In the month of Ramadan, she was observing fast and stitching the heavy dining-table cover. Since the new academic year has started, she has to pay for her children’s school fees and buy books for them. Her husband asks her to stop the girls’ education as they can’t afford to pay so much money. With a salary of three-thousand-rupees per month, she barely manages to pay for their education. If she becomes a peacemaker, her salary will be doubled. But the peacemaker’s role would entail going out of the office now and then. Since her husband has allowed her just to work inside the NGO, she cannot take up the peacemaker’s work like many other women. After narrating her story, she went back to cutting the tablecloth, before getting ready for the zohar namaz.
Every woman’s life experience is different.
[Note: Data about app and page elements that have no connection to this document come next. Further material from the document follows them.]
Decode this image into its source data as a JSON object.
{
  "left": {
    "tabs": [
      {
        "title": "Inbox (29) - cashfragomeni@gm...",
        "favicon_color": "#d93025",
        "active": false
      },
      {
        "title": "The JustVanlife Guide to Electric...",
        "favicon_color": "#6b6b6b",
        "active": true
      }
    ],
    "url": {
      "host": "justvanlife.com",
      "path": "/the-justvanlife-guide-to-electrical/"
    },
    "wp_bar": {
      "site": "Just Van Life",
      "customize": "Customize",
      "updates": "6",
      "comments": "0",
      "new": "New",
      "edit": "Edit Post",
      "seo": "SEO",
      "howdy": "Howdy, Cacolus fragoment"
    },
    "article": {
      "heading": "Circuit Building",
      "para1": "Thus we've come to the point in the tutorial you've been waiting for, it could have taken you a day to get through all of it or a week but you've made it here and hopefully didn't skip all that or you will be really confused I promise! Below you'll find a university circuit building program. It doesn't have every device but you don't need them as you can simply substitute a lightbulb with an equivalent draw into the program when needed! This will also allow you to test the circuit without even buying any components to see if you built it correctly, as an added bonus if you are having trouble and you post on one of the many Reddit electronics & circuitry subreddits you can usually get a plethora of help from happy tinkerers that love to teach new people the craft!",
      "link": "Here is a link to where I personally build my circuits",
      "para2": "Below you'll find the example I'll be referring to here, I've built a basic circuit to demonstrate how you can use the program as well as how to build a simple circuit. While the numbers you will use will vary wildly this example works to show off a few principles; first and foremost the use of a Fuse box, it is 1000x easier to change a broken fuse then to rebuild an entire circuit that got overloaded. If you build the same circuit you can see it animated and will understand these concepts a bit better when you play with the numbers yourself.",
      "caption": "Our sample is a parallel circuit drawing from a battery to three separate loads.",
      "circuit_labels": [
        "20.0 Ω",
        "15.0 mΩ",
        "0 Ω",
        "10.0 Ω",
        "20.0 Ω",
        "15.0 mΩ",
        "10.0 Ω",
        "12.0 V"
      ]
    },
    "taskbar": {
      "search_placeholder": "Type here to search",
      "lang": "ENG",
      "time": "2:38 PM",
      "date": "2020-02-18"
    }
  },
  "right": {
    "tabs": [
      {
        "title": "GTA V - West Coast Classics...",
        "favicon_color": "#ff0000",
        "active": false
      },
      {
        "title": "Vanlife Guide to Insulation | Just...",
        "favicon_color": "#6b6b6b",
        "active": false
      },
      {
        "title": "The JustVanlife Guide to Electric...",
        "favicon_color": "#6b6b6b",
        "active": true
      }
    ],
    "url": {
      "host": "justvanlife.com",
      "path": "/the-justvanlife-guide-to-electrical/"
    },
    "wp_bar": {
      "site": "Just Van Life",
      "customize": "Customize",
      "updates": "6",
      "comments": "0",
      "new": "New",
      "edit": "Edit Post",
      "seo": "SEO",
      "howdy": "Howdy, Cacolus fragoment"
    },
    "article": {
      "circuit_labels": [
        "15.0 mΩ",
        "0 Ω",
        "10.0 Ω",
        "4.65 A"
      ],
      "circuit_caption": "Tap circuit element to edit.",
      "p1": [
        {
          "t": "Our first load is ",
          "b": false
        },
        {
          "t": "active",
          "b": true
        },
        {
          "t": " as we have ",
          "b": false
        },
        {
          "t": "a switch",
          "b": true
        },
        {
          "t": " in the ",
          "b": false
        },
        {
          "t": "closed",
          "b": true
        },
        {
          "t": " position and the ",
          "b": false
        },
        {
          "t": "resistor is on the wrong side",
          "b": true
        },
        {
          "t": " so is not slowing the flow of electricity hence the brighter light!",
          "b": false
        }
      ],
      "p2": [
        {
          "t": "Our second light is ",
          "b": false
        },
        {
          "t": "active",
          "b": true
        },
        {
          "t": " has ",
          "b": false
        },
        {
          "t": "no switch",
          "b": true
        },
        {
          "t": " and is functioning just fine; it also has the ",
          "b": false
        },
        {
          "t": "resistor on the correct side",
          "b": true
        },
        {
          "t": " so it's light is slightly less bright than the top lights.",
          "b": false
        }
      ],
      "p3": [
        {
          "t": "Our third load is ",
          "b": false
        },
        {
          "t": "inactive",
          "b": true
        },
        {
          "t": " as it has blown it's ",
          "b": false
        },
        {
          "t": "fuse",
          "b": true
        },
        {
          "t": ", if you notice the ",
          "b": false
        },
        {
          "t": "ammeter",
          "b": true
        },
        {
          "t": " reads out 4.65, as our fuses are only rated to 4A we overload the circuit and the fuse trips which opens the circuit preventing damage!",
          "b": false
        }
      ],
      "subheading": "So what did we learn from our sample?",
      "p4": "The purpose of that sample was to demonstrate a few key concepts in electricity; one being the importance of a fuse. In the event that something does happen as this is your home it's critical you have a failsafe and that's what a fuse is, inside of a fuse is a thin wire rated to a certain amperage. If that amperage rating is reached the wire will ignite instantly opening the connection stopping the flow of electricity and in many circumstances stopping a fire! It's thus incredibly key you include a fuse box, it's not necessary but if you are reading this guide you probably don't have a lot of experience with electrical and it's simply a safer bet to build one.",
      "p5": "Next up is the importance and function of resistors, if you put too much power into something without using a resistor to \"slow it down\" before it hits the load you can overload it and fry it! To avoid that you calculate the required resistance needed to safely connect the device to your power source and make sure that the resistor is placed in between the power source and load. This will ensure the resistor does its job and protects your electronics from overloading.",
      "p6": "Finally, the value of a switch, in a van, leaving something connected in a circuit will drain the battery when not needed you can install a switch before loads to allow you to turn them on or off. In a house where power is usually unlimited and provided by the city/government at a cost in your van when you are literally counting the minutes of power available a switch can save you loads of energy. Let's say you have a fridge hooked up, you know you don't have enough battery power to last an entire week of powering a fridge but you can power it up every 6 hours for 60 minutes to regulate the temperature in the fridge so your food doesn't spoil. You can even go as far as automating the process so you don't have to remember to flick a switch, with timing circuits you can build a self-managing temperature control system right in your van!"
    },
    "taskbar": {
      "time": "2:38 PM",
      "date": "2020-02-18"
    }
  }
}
As I finished talking to this lady, I met another woman, who stitches and works as a peacemaker, too. This lady just comes and goes according to her own will. Her husband believes in her and does not object to her work. Moreover, she does not have to worry about the domestic work. Her sister-in-law, who has never been to a school or to a madrasa, takes care of home and their child.
To most of these women, the NGO has provided a life line and a new respectability. These women want to work for their children and family. Nonetheless, purdah is very important to them and they do not want to disrupt the norms by going against it. Most of these women were married off very early due to poverty and many of them didn’t have a comfortable childhood. These women are, however, very courageous who have struggled with poverty and adapted themselves to new opportunities. Now they mostly dream of a brighter future for their children.
We hope their children fulfill their mothers’ wishes and achieve something meaningful in life.
Safia Begum is a PhD research scholar at the Centre for Folk Culture Studies, School of Social Sciences, University of Hyderabad. She works on the Folklore of Muslim Communities. She is from Hyderabad.
Cafe Dissensus Everyday is the blog of Cafe Dissensus magazine, based in New York City, USA. All materials on the site are protected under Creative Commons License.
Read the latest issues of Cafe Dissensus Magazine, “Inland Labor Migration in India” (Edited by Soma Chatterjee, University of Toronto, Toronto, Canada) & “Debating the Disability Law in India” (Edited by Nandini Ghosh, IDSK, Kolkata & Shilpaa Anand, MANUU, Hyderabad).